Forecast Year Equity Per Share = Previous Year Equity per share + Forecast Earnings per share – Forecast dividends per share + new share capital(per share) – buybacks(per share)
The last two elements can be deduced from any announcements the company makes about capital raisings or buybacks.
Question 7: Referencing others
You refer a lot to the work of these investing giants but as a successful former fund manager, you should have had more “Roger” in it.
Answer 7: As I say in my introduction, what I have been able to accomplish has been thanks to the writings and teachings of others. In my own investing I have adopted and adapted the frameworks suggested by many investors and academics and combined them in a way that is unique, suits me and works of course! I have for example not found my final approach to valuation anywhere else – it is an amalgam of the work of those mentioned in the book. I have not read about the extension of the margin of safety concept anywhere else either and the list goes on. There is a now a rather fruitful garden but the seeds were borrowed from the great and celebrated mathematicians and investors. Indeed I think even Buffett picked up a few pointers from others, especially Walter. To that end here’s a well known Buffett quote that I should have included in the book: “I don’t think I have any original ideas… I’ve gotten a lot of ideas myself from reading. You can learn a lot from other people. In fact, I think if you learn basically from other people, you don’t have to get too many new ideas on your own. You can just apply the best of what you see.”
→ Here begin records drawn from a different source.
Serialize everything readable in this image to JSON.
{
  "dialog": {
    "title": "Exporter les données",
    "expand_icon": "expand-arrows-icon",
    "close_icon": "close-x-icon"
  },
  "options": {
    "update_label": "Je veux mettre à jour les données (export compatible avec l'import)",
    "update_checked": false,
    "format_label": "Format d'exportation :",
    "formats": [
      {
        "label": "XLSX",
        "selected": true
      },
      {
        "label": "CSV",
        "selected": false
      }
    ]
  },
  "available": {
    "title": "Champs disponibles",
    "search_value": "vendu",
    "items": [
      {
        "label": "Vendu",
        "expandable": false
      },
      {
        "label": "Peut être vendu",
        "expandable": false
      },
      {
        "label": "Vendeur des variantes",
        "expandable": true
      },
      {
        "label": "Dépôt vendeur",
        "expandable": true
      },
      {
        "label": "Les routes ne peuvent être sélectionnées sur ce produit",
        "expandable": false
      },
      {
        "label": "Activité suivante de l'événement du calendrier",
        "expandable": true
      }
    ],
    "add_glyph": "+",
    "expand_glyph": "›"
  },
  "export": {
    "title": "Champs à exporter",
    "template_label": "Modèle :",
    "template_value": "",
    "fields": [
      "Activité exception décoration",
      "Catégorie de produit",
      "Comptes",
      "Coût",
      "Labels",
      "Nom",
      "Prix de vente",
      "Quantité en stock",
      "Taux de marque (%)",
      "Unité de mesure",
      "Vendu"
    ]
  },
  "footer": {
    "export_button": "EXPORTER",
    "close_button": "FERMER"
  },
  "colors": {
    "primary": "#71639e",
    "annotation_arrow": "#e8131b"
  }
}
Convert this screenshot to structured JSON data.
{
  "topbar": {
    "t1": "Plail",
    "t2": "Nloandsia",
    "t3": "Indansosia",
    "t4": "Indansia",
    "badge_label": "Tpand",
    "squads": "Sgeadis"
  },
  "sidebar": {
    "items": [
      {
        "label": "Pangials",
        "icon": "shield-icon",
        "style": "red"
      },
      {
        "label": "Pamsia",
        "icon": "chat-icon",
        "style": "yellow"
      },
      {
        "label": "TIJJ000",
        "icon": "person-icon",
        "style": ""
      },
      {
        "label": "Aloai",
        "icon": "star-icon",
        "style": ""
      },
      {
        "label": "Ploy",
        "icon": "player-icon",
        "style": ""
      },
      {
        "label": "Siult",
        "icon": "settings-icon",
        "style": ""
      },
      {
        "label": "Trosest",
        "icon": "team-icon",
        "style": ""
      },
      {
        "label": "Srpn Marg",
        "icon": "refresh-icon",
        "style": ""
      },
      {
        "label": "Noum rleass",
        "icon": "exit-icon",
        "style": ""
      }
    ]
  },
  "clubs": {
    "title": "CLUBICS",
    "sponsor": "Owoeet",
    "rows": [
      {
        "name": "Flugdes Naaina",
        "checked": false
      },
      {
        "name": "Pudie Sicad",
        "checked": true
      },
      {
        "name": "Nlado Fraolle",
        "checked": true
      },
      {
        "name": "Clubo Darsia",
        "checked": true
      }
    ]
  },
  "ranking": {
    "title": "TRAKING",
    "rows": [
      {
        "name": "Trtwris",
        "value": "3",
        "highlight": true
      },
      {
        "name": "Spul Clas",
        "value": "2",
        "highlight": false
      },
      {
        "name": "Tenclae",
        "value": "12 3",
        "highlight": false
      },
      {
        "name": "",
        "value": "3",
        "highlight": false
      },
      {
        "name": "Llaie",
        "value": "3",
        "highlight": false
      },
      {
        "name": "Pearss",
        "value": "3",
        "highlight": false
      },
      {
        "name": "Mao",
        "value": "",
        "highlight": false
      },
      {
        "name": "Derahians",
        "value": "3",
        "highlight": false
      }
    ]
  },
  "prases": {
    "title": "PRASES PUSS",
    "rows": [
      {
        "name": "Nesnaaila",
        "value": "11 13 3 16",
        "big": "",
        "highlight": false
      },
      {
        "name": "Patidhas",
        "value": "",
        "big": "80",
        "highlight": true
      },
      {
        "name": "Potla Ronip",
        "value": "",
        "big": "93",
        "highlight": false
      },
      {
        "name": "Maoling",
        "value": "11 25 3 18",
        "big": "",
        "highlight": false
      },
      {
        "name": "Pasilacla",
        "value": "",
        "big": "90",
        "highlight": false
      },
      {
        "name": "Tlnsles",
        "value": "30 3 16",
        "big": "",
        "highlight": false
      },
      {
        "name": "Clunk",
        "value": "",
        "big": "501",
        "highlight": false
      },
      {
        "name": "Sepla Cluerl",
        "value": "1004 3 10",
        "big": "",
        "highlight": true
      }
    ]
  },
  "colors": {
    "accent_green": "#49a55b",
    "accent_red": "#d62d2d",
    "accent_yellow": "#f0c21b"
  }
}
It is my hope that now that you have the answers to these questions, you won’t have to wait for me to try and reply to emails with the same requests.
Roger… please check my valuations!
Finally, many of you asked me to check your work! I really am humbled by how many of you are launching straight into the application of value investing. Well done! Instead of going through everyone’s examples, I thought it would be much better to give you some worked examples for you to try yourself. Take these inputs and run them through the process in my book. By the end of next week I will release the answers for you to check your work against along with the substeps. The inputs are in the table. Print it and fill in the blank columns to arrive at your answers (click on the table to enlarge the image).
Ten Value.able valuations
Posted by Roger Montgomery, 10 August 2010
Click here for the answers… no cheating.